There are unknowns. What is going to happen to the hospital admission rate as infections rise? That is already testing some NHS Trusts. The issue of deaths is disregarded, it seems they are going to remain low, but no-one can be certain. A rising incidence in Long-Covid among younger people is a threat that is brushed aside. Potential mass-spreader events are now permitted – acceptable risk?  The UK’s border policy seems more robust than it was, but inaction allowed the Delta variant to be introduced from India and to take hold. Could that happen again?

The dominant political stance is that as so few people (as a percentage of the population) now get seriously affected and vaccination has reduced that to a lowest ever position, we can let go of all constraints on life. The economic impact of the first waves must be overcome and our ‘freedoms’ returned, to be sacredly preserved.

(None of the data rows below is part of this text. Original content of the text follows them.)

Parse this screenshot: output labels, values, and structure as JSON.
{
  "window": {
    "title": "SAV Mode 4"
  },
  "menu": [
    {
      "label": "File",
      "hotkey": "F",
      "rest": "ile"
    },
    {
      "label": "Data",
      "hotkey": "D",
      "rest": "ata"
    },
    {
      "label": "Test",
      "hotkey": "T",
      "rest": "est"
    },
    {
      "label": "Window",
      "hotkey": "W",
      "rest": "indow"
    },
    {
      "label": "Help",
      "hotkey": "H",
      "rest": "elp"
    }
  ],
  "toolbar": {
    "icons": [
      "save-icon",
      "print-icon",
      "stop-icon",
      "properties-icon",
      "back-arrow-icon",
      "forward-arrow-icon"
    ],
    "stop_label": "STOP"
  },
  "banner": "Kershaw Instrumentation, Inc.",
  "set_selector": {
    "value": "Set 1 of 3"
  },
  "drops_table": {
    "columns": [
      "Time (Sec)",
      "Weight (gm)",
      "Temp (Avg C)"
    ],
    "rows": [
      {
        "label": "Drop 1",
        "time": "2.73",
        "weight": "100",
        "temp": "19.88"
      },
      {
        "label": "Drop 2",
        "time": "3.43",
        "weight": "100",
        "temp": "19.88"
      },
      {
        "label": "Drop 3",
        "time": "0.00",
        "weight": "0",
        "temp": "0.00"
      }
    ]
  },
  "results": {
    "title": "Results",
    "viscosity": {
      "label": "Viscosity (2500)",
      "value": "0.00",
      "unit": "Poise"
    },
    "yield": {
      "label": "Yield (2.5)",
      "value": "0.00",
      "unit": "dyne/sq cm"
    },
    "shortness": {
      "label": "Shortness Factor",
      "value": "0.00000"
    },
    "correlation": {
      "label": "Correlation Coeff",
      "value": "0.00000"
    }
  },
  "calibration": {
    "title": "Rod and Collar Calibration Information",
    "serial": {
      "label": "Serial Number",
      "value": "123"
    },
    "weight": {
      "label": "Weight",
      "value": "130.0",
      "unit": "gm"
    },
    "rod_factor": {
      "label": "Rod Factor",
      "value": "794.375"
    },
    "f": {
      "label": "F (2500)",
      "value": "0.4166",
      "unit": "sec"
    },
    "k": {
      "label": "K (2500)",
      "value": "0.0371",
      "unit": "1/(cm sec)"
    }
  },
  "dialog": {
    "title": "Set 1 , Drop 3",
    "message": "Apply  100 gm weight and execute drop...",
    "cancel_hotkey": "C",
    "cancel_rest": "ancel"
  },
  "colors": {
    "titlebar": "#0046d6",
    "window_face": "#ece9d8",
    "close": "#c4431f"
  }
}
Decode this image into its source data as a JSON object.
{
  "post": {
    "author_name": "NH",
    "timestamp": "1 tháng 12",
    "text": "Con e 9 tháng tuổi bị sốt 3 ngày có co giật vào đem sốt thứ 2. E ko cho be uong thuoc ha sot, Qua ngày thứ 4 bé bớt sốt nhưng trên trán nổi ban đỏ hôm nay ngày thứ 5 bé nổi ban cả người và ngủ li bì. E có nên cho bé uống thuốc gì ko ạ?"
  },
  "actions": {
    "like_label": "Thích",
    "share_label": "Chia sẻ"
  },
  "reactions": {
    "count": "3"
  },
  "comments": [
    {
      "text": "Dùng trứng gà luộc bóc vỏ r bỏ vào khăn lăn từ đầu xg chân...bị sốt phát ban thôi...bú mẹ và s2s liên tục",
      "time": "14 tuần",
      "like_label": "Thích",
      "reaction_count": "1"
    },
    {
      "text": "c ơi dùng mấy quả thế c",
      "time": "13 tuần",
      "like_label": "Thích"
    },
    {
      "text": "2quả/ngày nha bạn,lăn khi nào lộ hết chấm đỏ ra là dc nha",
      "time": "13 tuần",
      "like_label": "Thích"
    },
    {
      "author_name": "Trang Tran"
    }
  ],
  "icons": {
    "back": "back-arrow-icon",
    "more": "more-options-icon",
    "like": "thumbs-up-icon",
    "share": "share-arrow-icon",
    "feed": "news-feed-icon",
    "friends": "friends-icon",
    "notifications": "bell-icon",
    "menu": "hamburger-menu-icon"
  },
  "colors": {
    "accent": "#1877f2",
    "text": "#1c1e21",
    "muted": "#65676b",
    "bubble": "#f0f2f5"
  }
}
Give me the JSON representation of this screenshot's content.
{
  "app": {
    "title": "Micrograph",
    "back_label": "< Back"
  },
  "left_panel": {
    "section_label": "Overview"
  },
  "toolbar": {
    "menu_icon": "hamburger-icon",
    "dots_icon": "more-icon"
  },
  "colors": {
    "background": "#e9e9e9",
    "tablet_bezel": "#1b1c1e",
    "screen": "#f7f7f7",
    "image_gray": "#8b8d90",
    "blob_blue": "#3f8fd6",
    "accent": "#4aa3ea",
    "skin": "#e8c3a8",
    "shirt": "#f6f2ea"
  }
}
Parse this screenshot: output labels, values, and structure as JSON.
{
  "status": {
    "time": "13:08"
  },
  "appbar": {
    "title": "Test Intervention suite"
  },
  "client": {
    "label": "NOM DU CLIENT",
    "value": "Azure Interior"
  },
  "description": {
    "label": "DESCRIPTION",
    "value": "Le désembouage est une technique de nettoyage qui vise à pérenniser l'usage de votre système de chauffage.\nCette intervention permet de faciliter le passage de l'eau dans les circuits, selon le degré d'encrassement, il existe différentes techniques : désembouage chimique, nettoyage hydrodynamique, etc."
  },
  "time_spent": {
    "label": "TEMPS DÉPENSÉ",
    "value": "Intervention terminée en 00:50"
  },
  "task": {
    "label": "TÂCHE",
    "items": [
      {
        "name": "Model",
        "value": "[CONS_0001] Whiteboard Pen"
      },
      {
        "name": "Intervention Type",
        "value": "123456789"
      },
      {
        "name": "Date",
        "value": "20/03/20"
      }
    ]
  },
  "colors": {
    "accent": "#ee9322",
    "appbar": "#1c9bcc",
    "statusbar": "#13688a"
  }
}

I am worried.

First, because the NHS has been destroyed. It is still there in name but you cannot see a GP (you may get a phone call), your highest risk for getting infected is to visit a hospital, NHS staff are exhausted and stressed, the backlog of unmet need is at its highest level ever, and political shenanigans resulting from the pandemic have tainted a valued ethic.

Second, consequent deaths are a growing issue. Cancer death rates will rise because of delayed diagnosis and treatment, similarly for other conditions. Disability rates in the population will rise because of untreated conditions, or conditions which become too difficult to treat.

Third, inaction on social care means that the NHS will become an old people’s home. It is too much like one already. Government promises to address social care have sounded hollow for a long time but now the growth in the elderly population is about to burst as the post-war baby-boom generation approach 80.

These are structural issues which need a combination of leadership, strong values, integrity, political collaboration, imagination and resources – all of which seem to be in short supply.

But consider that the pandemic is not over yet. The impact on young people is a great concern but perhaps the greater issue is the unknown behaviour of the virus as it mutates. All these other issues could be a minor distraction if a variant emerges which escapes the effect of vaccines. I can respect the cautious optimism of the scientists that they can address variants. Their caution is common sense, qualities absent from politics.

At its worst we could be heading into a healthcare crisis beyond imagination. If, somehow, we can grasp the challenges and start to have good luck with the virus, the damage can be addressed.  It’s a set of fine balances but personally I have no confidence that we can be anything other than blown through the storm by winds beyond our control.